### Material for this task
****************

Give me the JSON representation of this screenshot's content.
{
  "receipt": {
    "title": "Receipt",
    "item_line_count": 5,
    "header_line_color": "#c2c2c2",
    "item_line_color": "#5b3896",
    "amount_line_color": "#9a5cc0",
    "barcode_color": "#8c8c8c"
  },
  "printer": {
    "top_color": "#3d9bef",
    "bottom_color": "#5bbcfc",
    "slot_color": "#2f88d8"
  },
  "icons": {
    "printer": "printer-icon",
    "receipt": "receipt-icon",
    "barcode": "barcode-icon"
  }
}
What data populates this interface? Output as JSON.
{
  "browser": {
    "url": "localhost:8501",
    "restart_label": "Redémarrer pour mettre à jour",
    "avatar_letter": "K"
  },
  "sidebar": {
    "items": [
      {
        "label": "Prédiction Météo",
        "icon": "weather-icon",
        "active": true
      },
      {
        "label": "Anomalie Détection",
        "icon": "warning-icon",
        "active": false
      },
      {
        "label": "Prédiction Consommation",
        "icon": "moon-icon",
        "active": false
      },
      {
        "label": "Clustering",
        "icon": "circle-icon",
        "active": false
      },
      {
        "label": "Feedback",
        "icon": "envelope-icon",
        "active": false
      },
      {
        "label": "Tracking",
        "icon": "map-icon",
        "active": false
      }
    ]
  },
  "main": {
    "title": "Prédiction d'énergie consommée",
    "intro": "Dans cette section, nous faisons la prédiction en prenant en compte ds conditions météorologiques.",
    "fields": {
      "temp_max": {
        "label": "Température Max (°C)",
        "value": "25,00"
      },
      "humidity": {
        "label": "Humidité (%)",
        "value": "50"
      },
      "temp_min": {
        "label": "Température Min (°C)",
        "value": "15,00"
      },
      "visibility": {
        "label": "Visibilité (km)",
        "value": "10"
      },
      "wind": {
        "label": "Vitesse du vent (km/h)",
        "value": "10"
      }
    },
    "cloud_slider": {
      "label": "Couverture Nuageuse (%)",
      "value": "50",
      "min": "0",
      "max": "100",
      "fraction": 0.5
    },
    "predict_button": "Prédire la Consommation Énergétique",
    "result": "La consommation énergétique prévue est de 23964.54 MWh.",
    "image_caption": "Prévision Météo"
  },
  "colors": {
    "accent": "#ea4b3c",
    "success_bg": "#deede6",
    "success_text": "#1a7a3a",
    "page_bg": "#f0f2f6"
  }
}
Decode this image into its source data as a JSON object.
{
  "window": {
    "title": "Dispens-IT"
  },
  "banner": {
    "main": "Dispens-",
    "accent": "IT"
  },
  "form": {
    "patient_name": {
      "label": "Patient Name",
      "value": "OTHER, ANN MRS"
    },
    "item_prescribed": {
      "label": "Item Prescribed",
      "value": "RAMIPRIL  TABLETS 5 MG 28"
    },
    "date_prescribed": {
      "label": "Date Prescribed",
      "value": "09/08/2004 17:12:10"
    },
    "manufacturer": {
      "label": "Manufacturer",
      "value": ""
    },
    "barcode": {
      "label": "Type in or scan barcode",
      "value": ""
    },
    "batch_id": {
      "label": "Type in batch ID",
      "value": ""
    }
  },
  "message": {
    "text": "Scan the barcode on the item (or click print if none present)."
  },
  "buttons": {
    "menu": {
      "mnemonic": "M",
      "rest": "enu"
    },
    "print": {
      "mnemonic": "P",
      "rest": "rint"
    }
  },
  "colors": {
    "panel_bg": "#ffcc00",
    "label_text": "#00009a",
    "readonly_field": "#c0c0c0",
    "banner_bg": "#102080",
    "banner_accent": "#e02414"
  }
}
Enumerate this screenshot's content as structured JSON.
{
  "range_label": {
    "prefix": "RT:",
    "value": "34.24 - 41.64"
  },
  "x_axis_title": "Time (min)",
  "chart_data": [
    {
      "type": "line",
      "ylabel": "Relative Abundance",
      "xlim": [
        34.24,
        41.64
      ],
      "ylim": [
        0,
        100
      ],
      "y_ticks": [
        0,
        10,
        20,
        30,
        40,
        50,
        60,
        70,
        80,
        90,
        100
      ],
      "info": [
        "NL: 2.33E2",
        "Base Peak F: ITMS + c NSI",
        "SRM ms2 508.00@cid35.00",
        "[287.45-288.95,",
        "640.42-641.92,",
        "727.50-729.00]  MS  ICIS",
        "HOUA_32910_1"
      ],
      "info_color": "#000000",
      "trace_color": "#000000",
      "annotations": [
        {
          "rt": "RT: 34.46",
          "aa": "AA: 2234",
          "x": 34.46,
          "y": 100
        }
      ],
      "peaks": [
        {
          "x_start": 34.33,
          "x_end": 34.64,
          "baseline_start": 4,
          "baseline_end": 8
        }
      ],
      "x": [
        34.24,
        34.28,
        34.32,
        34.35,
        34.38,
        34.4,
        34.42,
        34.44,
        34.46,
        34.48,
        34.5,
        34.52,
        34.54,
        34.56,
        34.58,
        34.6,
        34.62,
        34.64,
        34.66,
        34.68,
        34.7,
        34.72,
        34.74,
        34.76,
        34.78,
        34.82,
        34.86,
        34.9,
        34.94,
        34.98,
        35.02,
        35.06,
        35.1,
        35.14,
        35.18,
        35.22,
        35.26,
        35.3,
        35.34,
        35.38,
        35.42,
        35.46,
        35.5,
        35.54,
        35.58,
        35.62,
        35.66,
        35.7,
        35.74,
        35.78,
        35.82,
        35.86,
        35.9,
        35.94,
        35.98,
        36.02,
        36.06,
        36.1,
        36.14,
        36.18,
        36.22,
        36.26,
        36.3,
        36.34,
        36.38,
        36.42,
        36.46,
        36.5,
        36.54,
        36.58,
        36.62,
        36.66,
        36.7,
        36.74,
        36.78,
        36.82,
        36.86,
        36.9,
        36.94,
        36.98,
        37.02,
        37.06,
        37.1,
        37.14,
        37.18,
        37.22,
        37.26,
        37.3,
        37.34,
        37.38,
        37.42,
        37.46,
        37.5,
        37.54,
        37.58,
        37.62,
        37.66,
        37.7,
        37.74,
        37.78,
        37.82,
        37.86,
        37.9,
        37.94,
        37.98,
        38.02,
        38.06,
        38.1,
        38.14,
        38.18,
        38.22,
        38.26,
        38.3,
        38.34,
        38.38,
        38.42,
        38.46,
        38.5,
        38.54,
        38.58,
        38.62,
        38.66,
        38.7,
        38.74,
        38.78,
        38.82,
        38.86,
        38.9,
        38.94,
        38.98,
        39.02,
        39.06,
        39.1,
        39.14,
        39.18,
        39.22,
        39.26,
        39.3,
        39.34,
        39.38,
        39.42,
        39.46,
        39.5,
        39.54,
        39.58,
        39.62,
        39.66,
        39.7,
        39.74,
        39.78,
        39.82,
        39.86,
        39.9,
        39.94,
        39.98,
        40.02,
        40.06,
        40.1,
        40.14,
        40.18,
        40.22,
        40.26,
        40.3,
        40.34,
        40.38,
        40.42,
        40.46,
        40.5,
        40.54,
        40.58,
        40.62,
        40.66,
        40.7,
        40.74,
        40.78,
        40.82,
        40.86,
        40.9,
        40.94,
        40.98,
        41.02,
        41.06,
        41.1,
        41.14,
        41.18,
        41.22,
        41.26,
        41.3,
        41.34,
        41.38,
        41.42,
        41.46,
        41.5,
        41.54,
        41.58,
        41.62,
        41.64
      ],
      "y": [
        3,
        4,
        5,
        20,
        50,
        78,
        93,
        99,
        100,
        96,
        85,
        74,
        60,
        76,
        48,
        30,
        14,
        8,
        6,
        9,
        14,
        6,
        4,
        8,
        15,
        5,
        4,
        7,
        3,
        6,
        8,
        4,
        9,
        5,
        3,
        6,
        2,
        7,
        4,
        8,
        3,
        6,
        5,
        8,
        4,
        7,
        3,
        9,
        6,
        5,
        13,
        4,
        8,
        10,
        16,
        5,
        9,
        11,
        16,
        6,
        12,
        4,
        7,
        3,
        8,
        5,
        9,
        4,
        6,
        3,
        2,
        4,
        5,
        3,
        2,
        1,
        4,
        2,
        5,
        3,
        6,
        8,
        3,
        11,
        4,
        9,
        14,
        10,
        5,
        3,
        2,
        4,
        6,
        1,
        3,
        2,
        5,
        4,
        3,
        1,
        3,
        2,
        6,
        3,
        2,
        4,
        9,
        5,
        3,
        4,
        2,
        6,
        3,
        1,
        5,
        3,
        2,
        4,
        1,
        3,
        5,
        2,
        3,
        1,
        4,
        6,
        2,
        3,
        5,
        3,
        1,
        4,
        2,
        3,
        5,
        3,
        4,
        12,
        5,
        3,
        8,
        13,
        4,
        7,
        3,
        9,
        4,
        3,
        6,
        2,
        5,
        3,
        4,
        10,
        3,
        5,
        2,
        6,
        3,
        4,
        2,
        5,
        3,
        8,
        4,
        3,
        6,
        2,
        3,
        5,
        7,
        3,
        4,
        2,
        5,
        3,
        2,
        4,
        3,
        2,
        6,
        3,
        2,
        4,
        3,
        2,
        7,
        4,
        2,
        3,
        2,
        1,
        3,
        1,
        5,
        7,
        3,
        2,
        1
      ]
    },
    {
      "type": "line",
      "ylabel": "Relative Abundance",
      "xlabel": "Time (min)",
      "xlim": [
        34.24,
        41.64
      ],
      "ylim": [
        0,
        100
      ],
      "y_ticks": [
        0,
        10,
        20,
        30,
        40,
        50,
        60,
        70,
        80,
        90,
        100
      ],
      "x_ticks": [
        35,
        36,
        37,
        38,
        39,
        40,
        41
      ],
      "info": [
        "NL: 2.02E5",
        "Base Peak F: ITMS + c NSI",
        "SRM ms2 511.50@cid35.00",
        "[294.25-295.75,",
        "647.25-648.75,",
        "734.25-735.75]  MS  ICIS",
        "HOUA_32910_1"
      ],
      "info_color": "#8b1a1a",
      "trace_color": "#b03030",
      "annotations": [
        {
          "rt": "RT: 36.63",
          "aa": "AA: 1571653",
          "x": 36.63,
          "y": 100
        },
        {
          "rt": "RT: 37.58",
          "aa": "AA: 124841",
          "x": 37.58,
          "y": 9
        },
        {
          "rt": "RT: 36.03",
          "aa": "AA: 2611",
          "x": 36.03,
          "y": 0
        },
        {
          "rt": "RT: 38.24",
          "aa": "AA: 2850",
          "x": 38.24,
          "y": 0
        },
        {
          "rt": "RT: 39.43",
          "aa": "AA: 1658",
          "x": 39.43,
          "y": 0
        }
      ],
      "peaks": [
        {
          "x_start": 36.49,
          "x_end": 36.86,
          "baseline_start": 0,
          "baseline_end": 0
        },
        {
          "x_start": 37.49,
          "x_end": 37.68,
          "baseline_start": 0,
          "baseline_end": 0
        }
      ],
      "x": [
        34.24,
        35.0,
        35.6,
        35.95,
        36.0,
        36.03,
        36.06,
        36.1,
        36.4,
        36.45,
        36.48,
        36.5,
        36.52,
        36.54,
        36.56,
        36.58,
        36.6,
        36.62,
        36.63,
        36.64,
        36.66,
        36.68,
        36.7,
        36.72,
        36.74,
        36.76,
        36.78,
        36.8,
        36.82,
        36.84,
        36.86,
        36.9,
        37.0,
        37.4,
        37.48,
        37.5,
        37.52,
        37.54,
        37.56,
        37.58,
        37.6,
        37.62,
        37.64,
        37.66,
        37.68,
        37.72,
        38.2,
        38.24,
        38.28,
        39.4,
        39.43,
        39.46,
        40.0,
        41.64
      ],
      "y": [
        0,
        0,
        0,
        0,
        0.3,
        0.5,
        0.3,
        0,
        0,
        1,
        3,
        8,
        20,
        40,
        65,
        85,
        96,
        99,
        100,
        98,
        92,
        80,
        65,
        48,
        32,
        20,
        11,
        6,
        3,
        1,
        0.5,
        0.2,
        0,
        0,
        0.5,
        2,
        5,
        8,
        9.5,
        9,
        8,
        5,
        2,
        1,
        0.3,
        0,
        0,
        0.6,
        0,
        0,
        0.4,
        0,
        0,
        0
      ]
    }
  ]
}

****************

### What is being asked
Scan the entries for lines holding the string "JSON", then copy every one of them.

### Reply
Give me the JSON representation of this screenshot's content.
What data populates this interface? Output as JSON.
Decode this image into its source data as a JSON object.
Enumerate this screenshot's content as structured JSON.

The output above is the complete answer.